Among the entries below, find the lines that hold the word "label" and report them.
::::
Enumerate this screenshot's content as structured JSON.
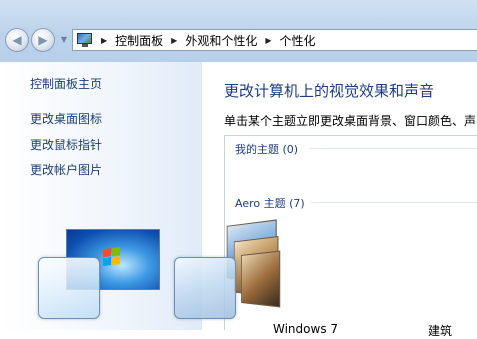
{
  "nav": {
    "back_glyph": "◀",
    "forward_glyph": "▶",
    "dropdown_glyph": "▼"
  },
  "address": {
    "icon": "control-panel-icon",
    "separator_glyph": "▶",
    "crumbs": [
      "控制面板",
      "外观和个性化",
      "个性化"
    ]
  },
  "sidebar": {
    "items": [
      {
        "label": "控制面板主页"
      },
      {
        "label": "更改桌面图标"
      },
      {
        "label": "更改鼠标指针"
      },
      {
        "label": "更改帐户图片"
      }
    ]
  },
  "main": {
    "title": "更改计算机上的视觉效果和声音",
    "description": "单击某个主题立即更改桌面背景、窗口颜色、声",
    "groups": [
      {
        "label": "我的主题 (0)"
      },
      {
        "label": "Aero 主题 (7)"
      }
    ],
    "themes": [
      {
        "name": "Windows 7"
      },
      {
        "name": "建筑"
      }
    ]
  }
}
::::
_Exercise solution_
        "label": "控制面板主页"
        "label": "更改桌面图标"
        "label": "更改鼠标指针"
        "label": "更改帐户图片"
        "label": "我的主题 (0)"
        "label": "Aero 主题 (7)"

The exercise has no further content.